SEC probing Exxon response to cheaper oil
NEW YORK (AP) — Securities regulators are investigating why Exxon Mobil Corp. hasn't written down the value of assets during the plunge in oil prices that started in mid-2014, according to a published report.
The Wall Street Journal reported Tuesday that the Securities and Exchange Commission is also looking into Exxon's calculations for asset values in an atmosphere of tougher climate-change regulations.
The newspaper cited people familiar with the matter.
Irving, Texas-based Exxon Mobil Corp. said, "We are fully complying with the SEC request for information and are confident our financial reporting meets all legal and accounting requirements."
The SEC declined to comment.
New York Attorney General Eric Schneiderman has been investigating similar issues at Exxon Mobil. Schneiderman has suggested that the company deceived investors by downplaying the company's vulnerability to tougher climate-change rules.
The Journal said that the SEC has been receiving documents that Exxon provided to the New York attorney general and that the SEC asked in August for documents from Exxon and its auditor, PricewaterhouseCoopers LLP.
Exxon has long had a policy of not writing down the value of oil and gas reserves when prices fall. The company says that it values the reserves conservatively, making it unnecessary to take write-downs when prices fall.
Other oil companies including Chevron Corp. have taken billions in write-downs in the past two years.
The SEC also wants to know what numbers Exxon uses in calculating the costs it could face to comply with regulations to limit greenhouse gases, the Journal said.

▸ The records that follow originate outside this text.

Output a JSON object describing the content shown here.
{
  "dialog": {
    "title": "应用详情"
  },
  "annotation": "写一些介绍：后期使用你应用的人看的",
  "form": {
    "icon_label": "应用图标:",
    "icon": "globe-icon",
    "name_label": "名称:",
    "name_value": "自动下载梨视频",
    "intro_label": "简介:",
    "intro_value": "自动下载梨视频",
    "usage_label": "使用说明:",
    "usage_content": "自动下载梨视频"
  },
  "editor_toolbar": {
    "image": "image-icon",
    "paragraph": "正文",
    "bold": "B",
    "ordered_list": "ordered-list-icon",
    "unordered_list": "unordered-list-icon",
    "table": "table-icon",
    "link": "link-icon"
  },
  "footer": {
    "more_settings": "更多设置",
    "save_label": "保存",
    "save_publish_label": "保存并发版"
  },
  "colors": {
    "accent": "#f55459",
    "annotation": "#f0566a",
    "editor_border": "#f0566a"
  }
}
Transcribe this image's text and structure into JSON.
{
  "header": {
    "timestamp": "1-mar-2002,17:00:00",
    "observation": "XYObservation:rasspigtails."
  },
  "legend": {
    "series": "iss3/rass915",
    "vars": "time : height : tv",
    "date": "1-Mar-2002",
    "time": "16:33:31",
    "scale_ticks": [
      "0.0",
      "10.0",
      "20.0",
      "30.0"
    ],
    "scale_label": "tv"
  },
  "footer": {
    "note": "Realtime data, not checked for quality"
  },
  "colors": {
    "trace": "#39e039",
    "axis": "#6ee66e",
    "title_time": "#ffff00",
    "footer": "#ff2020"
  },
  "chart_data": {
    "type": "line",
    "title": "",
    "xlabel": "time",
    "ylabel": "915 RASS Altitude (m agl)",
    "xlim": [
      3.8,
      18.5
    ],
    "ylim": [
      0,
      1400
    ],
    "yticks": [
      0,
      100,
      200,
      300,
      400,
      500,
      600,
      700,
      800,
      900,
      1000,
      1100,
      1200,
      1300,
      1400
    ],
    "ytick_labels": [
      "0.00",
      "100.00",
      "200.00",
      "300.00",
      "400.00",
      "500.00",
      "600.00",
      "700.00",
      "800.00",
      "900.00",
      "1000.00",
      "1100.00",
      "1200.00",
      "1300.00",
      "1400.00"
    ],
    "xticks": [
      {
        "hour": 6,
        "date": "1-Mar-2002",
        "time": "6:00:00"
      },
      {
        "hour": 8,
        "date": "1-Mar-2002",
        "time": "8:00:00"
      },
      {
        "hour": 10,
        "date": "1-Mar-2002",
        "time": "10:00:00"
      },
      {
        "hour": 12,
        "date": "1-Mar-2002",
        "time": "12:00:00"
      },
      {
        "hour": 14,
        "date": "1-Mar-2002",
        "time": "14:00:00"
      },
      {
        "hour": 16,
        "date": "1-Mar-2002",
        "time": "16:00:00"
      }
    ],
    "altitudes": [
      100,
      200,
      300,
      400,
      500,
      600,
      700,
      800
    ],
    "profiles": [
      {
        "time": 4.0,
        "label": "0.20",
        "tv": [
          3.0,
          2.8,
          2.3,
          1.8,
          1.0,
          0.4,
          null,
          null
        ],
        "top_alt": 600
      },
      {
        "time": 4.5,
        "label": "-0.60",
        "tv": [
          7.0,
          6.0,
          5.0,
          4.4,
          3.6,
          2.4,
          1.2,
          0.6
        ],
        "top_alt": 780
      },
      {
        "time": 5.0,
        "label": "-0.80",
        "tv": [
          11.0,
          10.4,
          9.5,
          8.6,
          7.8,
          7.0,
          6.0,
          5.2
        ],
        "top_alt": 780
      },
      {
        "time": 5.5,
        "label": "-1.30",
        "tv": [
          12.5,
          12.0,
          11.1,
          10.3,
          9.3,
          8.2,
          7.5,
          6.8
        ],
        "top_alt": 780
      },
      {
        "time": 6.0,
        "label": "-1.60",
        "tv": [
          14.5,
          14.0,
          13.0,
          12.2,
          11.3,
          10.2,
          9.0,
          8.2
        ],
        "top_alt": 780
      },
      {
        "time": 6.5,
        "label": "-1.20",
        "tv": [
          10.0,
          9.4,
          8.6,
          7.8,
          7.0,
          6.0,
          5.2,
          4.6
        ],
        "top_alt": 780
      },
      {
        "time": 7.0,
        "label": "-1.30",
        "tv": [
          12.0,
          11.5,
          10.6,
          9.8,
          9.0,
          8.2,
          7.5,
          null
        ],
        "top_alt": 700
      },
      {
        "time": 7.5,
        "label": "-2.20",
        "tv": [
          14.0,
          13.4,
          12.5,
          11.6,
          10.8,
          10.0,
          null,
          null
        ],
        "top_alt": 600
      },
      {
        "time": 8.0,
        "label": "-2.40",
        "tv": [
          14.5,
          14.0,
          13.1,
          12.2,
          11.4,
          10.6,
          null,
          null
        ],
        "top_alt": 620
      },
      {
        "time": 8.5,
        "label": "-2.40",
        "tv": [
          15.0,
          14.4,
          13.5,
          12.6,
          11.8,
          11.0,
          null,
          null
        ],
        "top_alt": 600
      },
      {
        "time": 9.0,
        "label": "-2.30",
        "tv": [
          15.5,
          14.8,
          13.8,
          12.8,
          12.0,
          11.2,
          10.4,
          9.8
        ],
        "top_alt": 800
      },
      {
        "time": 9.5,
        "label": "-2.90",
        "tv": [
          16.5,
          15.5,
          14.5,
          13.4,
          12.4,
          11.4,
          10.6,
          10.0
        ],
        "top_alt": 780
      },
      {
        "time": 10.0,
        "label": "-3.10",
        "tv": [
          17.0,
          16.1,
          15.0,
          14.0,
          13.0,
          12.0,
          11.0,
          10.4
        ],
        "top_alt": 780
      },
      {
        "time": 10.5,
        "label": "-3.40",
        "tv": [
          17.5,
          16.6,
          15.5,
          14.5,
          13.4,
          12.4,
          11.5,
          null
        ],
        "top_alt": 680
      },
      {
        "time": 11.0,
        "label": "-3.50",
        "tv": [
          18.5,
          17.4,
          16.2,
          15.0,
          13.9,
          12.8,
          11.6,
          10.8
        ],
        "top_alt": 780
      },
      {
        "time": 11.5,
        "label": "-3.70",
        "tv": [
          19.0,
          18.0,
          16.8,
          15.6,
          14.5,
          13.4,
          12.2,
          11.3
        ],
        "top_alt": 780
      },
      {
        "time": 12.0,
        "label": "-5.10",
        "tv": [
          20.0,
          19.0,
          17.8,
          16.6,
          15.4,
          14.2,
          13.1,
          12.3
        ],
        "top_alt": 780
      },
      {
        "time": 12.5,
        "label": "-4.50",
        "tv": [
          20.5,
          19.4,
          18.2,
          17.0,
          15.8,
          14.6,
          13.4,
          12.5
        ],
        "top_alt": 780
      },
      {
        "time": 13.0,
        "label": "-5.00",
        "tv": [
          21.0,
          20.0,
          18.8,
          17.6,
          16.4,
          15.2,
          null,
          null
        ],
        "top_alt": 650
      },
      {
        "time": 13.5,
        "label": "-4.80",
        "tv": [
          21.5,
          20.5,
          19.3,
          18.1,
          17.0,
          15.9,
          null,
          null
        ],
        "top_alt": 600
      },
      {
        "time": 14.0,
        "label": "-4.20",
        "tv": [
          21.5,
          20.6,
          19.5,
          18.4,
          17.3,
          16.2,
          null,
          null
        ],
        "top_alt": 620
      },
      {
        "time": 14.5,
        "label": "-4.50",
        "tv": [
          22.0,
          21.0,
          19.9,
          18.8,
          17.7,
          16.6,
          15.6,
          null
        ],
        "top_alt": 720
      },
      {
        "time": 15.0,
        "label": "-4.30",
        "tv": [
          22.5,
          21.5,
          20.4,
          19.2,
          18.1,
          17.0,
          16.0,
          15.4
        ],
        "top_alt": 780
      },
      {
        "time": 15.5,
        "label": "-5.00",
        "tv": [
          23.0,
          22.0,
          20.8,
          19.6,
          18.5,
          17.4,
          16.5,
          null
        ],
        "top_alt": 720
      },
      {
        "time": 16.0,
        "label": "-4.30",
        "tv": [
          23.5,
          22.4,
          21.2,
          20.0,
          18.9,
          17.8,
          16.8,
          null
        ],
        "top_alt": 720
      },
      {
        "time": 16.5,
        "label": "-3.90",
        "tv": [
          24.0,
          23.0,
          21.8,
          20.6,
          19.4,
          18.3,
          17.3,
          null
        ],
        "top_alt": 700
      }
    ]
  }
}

Environmentalists including activist Exxon shareholders have charged the company with failing to recognize that the response to climate change will reduce the value of oil and gas holdings in the future.